"Very few claims are made on umbrella policies. But things do happen, and circumstances where umbrella policies come into play are very serious claims," Hackett says. "It's a good idea to speak with your insurance agent at regular intervals to make sure you're adequately covered and to be informed about optional coverages available from your carrier."
Risk of Mold is More Prevalent in the Winter
That black and green crud that seems to sprout up easily on your shower tiles is easily washed away with a powerful cleanser. But mold that lurks and grows behind your walls from melting snow, a leaking roof, or bursting pipes might not wash away so easily - especially if it isn't covered on your home insurance.
"If it's something that happens over a long time that caused the mold, they won't cover it. But if it's something sudden such as a tree limb falling on the roof causing the leak that caused the mold, then it would be covered," Baca says.
She emphasizes that homeowners should make sure water damage is covered on their policy, plus really understand how a mold situation is handled by your insurance company.
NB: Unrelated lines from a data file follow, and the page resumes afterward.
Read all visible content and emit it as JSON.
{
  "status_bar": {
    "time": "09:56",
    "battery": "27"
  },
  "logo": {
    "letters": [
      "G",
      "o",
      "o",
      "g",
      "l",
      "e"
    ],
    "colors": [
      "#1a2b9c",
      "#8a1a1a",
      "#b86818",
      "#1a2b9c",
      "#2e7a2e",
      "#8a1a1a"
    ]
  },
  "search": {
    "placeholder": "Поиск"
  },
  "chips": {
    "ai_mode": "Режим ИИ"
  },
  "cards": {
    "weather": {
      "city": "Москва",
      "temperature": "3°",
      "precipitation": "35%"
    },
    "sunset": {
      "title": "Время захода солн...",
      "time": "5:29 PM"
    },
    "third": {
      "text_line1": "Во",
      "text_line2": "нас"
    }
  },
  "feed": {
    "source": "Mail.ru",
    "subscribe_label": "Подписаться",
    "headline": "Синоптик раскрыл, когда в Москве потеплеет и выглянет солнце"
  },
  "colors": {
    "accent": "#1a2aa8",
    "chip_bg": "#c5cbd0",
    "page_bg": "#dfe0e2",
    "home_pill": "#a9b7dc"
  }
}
The Illinois Department of Insurance states that some companies have taken steps to limit their coverage to mold claims. However it also notes that you can pay extra money for an insurance endorsement that will provide some mold coverage if your standard policy excludes it.
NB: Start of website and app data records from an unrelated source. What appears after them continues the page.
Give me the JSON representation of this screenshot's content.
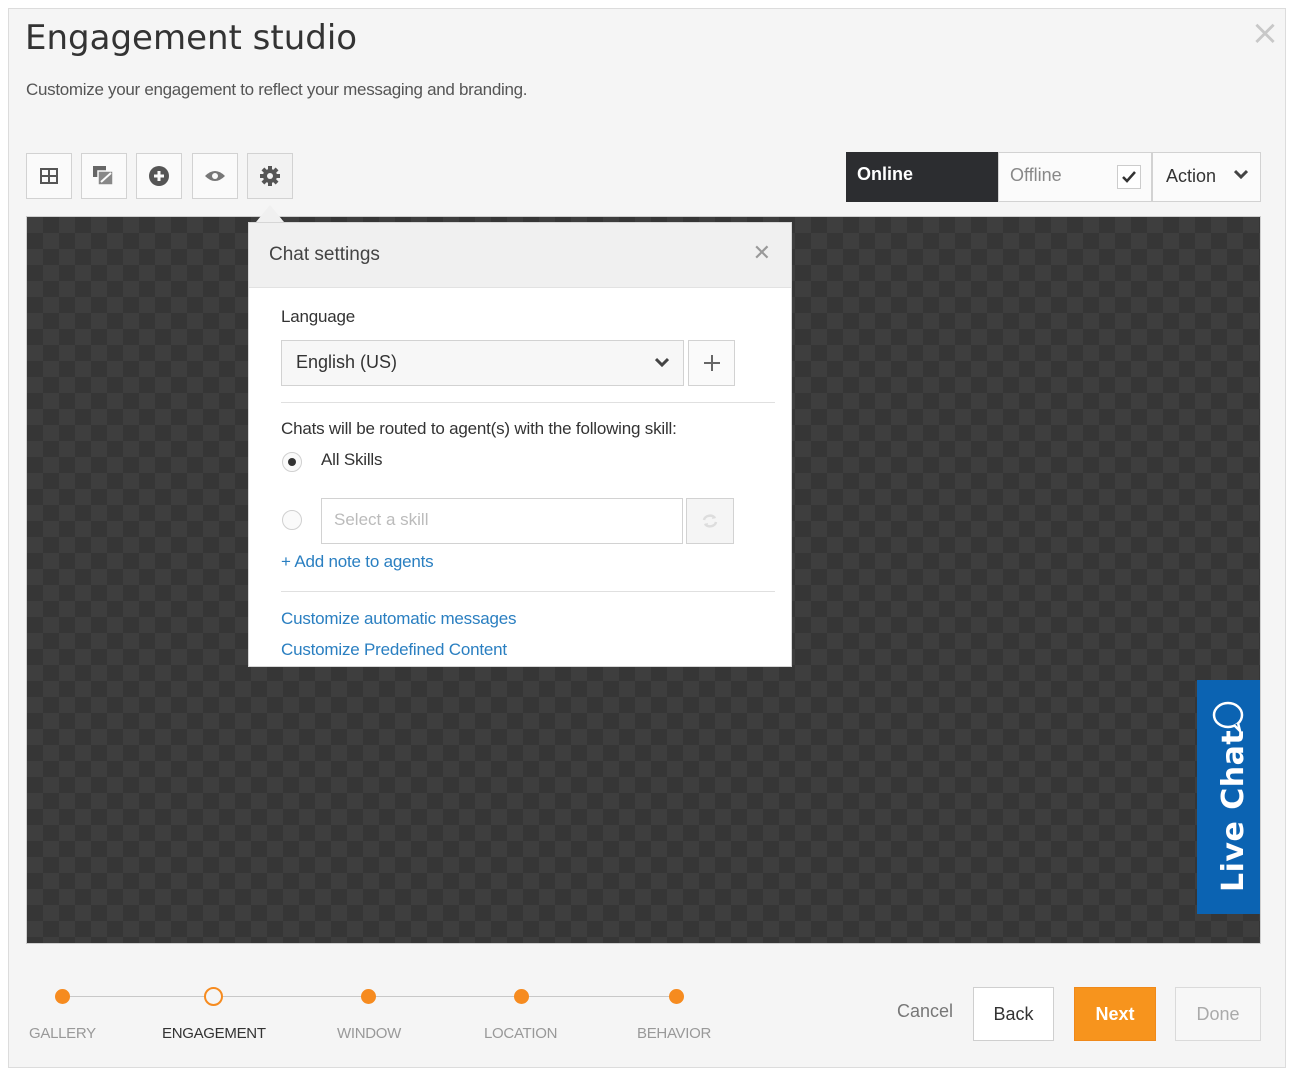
{
  "header": {
    "title": "Engagement studio",
    "subtitle": "Customize your engagement to reflect your messaging and branding.",
    "close_icon": "close-icon"
  },
  "toolbar": {
    "tools": [
      {
        "name": "layout-icon"
      },
      {
        "name": "image-edit-icon"
      },
      {
        "name": "add-icon"
      },
      {
        "name": "preview-eye-icon"
      },
      {
        "name": "settings-gear-icon"
      }
    ],
    "status": {
      "online_label": "Online",
      "offline_label": "Offline",
      "offline_checked": true
    },
    "action_label": "Action"
  },
  "preview": {
    "live_chat_label": "Live Chat",
    "live_chat_color": "#0b63b2"
  },
  "chat_settings": {
    "title": "Chat settings",
    "language_label": "Language",
    "language_value": "English (US)",
    "routing_label": "Chats will be routed to agent(s) with the following skill:",
    "all_skills_label": "All Skills",
    "all_skills_selected": true,
    "skill_placeholder": "Select a skill",
    "add_note_link": "+ Add note to agents",
    "customize_auto_link": "Customize automatic messages",
    "customize_predefined_link": "Customize Predefined Content"
  },
  "wizard": {
    "steps": [
      {
        "label": "GALLERY",
        "state": "done"
      },
      {
        "label": "ENGAGEMENT",
        "state": "current"
      },
      {
        "label": "WINDOW",
        "state": "done"
      },
      {
        "label": "LOCATION",
        "state": "done"
      },
      {
        "label": "BEHAVIOR",
        "state": "done"
      }
    ],
    "accent_color": "#f68b1f",
    "cancel_label": "Cancel",
    "back_label": "Back",
    "next_label": "Next",
    "done_label": "Done"
  }
}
"Every policy is written differently," Baca explains. That's why homeowners need to review and update their home insurance policy to ensure they're covered against any potential damage.
Melting Snow and Ice May Lead to Flooding
A winter wonderland can be beautiful. But when the snow melts, the wonderland could cause your home to flood.
Would your insurance company cover that?
"It all depends on your policy. For instance if your pipes freeze and then burst and cause flooding inside your home, some policies might cover it. Some might not," says Baca. "You really need your agent or company representative to explain your policy."
Hackett says that flood damage is usually not covered under the typical homeowner's insurance policy.
However, "Flood coverage is available from the National Flood Insurance Program," adds Hackett, who recommends homeowners update their policy to include a rider.
- Natural Phenomena
- Nature & Environment
- Chris Hackett
- home insurance